What’s the scope of the infrastructure challenge?
NAM data reveals that underinvestment in U.S. infrastructure worsens by the year, and infrastructure investment is only one-third of what it was in 1960. As a result, more than 54,000 bridges across the United States are rated “structurally deficient,” and a majority of our roadway are in less than good condition. Ports and waterways are in disrepair, airports and runways are clogged and congested. But it’s not just transportation infrastructure that needs an upgrade to accommodate a 21st-century manufacturing economy. We need improvements to our water, energy and digital infrastructure as well. It’s unacceptable that America’s infrastructure continues to receive a D+ grade. Now is the time to deliver transformational advancements to the infrastructure that connects our communities and facilitates free enterprise.
How does this challenge affect manufacturers?
Right now, America’s transportation infrastructure doesn’t support our vision for an exceptional America.

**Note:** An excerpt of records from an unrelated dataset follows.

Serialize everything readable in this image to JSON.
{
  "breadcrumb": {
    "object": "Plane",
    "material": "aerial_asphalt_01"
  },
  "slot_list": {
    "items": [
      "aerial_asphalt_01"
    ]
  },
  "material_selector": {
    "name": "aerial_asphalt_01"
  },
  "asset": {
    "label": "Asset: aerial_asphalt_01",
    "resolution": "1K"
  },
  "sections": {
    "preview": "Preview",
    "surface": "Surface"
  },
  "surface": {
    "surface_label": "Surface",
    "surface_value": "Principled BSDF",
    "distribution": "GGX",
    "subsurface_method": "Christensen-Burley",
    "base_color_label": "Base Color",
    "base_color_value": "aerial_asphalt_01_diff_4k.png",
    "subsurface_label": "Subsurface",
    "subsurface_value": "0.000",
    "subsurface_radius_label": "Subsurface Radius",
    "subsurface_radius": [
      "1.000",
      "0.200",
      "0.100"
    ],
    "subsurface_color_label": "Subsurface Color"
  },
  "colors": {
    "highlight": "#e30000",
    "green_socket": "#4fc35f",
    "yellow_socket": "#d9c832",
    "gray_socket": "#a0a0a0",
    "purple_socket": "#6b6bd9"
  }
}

Manufacturers use roads, bridges, rails, waterways, ports and airports every day—and if shipments are delayed by highway congestion or an unsafe bridge, then the entire production process can be delayed. Modern, just-in-time manufacturing must be incredibly precise to maximize productivity, but without reliable infrastructure, it’s impossible to do that cutting-edge work.
What is the NAM’s solution?

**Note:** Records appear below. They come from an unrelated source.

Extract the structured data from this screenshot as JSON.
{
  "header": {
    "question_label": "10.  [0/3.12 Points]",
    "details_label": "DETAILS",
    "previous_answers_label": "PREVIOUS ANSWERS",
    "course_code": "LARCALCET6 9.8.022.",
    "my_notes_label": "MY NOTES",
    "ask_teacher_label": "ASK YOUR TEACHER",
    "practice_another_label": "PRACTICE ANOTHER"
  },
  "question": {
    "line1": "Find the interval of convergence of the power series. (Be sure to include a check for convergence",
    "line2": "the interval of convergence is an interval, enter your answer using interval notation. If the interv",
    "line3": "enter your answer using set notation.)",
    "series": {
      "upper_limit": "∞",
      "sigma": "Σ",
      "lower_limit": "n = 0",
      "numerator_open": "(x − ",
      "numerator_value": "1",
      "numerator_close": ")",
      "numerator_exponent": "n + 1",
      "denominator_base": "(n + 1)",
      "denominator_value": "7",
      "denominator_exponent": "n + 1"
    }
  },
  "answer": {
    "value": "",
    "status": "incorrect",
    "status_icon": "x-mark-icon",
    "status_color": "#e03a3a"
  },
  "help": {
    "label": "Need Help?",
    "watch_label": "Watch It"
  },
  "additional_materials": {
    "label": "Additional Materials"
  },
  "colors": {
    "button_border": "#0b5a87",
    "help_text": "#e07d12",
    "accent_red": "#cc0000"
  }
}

The NAM’s “Building to Win” blueprint offers a comprehensive plan to modernize the infrastructure that makes the American Dream possible. It provides solutions to support workers in the United States, jump-start economic growth, spur job creation, and enhance quality of life by improving and expanding our transportation, energy, water and digital infrastructure so that we can pave the way for the success of new generations. It even lays out a path for Congress to fund these investments.
In just one year, Congress faces a deadline to pass a surface transportation bill. Without this legislation, highway, bridge and transit projects will slow construction timelines and become even more costly. That’s why about 150 members of the Infrastructure Working Group applauded the Senate’s initial work on reauthorization and implored them to finish the legislative process on time. September 2020 may sound like a long time, but passing a surface transportation bill has historically taken longer than a year.
What is the Infrastructure Working Group?
Led by the NAM and AGC, the group demonstrates the breadth of the industries impacted by America’s deteriorating infrastructure. It includes manufacturers, labor, construction, technology, finance, agriculture, retailers, emergency responders and local and state government, among others. There’s broad agreement about the need for effective, efficient infrastructure. We’re standing together to push for action, and now Congress needs to pass infrastructure legislation on time.